Oh the music and dancing. Live cajun music and social dancing, Irish music, old time music, bluegrass music, bagpipes, clogging, waltzing, square-dancing.....yes, this all happened within the span of 36 hours. I have mentioned to a couple of people that the more time I spend studying and practicing dance, the less and less I am interested in perfecting and presenting things that 'normal' people could never do. This is not to say that I am completely un-interested in a wow-factor. The kind of wow-factor I enjoy is one that is, after development of a love and dedication, and some practice, accomlishable for anyone who chooses it. Dance should be about the practice as well, not just the presentation. When brought up in concert dance, one spends so much time preparing for and worrying about a one or two or three time shot at showing people. When involved in social dance, the experience of doing is just as important, if not more, as is the presentation of an end result to outsiders.
More eloquently, I am becoming more interested in dance that asks you to join in rather than to just watch. Breaking from the show into a square dance was absolutely inspirational - asking the audience to share the floor and come spend time dancing - to me, dance should make you want to hop out of your chair and join in!

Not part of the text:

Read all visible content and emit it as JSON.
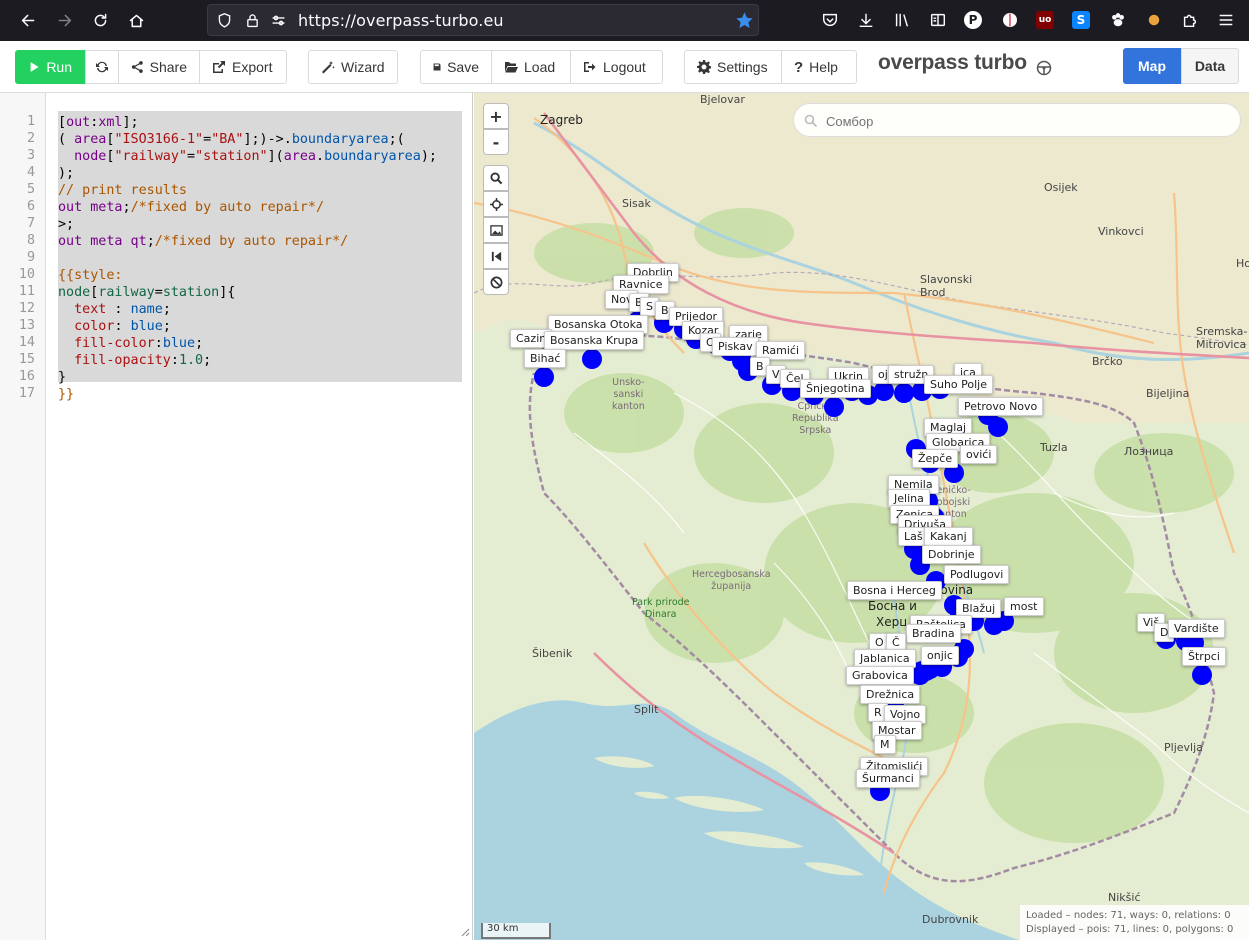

To sum up this random jumble of thoughts, I took away so much from this weekend in regards to how I practice, think about, view and experience dance. This group as already inspired me so greatly, and I am looking forward to what I am guessing will be a lot more time dedicated than I had initially expected!

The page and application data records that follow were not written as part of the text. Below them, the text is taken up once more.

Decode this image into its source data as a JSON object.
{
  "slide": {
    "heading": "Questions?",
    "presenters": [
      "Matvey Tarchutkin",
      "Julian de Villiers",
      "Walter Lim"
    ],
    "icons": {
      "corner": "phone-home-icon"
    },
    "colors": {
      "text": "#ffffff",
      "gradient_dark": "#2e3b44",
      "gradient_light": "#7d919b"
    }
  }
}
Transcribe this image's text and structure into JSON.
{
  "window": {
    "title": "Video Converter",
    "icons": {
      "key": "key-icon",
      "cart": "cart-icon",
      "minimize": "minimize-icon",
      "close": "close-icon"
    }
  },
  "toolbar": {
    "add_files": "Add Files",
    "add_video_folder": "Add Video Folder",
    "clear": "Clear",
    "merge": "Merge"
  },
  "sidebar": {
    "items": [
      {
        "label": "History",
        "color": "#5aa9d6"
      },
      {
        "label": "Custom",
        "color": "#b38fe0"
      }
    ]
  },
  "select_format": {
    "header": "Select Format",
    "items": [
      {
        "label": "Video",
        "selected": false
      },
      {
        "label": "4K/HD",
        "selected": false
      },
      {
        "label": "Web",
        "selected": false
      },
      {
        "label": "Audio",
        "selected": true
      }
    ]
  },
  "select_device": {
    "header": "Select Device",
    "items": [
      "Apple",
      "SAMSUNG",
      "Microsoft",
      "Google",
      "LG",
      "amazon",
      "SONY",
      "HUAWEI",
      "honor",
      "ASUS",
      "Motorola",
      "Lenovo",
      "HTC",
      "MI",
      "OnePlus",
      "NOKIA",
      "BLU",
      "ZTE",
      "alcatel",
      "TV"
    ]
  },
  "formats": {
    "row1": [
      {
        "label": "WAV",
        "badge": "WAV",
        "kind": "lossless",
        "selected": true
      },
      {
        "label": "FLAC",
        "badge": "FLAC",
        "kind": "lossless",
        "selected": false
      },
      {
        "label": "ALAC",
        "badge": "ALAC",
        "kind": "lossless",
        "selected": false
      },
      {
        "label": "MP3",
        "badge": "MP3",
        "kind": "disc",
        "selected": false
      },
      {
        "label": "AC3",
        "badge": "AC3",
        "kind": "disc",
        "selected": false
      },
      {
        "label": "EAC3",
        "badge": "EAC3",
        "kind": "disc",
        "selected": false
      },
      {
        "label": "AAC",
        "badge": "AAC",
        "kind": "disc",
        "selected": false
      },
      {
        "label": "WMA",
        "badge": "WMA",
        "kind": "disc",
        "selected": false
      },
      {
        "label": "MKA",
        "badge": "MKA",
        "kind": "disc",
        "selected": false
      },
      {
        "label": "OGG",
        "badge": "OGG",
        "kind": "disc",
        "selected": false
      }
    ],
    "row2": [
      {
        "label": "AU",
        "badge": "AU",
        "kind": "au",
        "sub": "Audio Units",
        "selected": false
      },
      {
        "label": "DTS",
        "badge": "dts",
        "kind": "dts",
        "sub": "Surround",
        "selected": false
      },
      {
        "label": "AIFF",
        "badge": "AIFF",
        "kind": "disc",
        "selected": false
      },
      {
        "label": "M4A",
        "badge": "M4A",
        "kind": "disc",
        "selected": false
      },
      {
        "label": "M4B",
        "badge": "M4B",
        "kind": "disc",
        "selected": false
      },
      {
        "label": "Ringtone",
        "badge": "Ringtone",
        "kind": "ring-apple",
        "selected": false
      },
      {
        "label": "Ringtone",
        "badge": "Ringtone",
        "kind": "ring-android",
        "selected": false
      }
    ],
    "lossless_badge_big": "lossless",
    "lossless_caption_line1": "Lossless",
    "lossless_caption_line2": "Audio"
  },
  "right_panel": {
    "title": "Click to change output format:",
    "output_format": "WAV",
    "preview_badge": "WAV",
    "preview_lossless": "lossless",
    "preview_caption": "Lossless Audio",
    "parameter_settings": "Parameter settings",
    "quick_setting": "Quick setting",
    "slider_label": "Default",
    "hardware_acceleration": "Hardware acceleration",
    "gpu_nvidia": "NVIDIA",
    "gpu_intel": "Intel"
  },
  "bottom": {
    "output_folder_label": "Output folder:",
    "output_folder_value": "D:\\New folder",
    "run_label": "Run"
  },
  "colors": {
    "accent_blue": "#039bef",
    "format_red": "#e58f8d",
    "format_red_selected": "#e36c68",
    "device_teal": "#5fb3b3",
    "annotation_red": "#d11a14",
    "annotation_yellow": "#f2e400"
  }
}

Cheers to the practice being just as important as the presentation.
SHOW ROUND-UP: Shows seen 11/6 - 12/4
Wake The Dead
Rainy Day Cabaret at the Old Arizona Theater
Much Ado About Nothing
Prior Lake High School Theatre
Mixed Blood Theatre
October 16 - November 22
27th Fall Concert
Zenon Dance Company
***The stand-out; 'Booba' by Andrea Miller, Artistic Director of Gallim Dance in New York City. This dance is an excerpt from the larger work 'I Can See Myself in Your Pupil,' of which excerpts can be seen on YouTube - http://www.youtube.com/watch?v=ewKtJOMGqGg. I literally laughed my ass off the whole piece. Laugh out loud kind of laugh. The sheet randomness, oddity and ridiculousness of the movements, facial expressions and formations was enough for this dance to need to exist.
I was also extremely kinesthetically affected, as the more I explore my own movement tendencies, the more I find myself wanting to move in abnormal yet rhythmic ways. It is arguable that all dance is composed of abnormal movements - movements outside of what the body does to locomote itself through the tasks of daily life, such as walking, standing, eating. To a dancer, at a certain point, all widely accepted and taught dance vocabularly becomes normal movement, movement that is used to locomote the body through a regular day. Maybe my desire to move in splayed, gyrating ways to complicated rhythmic patterns it is due to a partnership beween my want to explore movement outside of regular, taught dance vocabulary and to listen to music with rhythms that make me want to dance. Whatever it is, this piece hit me hard in the heart and the funny bone, and injected me with inspiration.
Sounds of the Season
Bloomington Medalist Band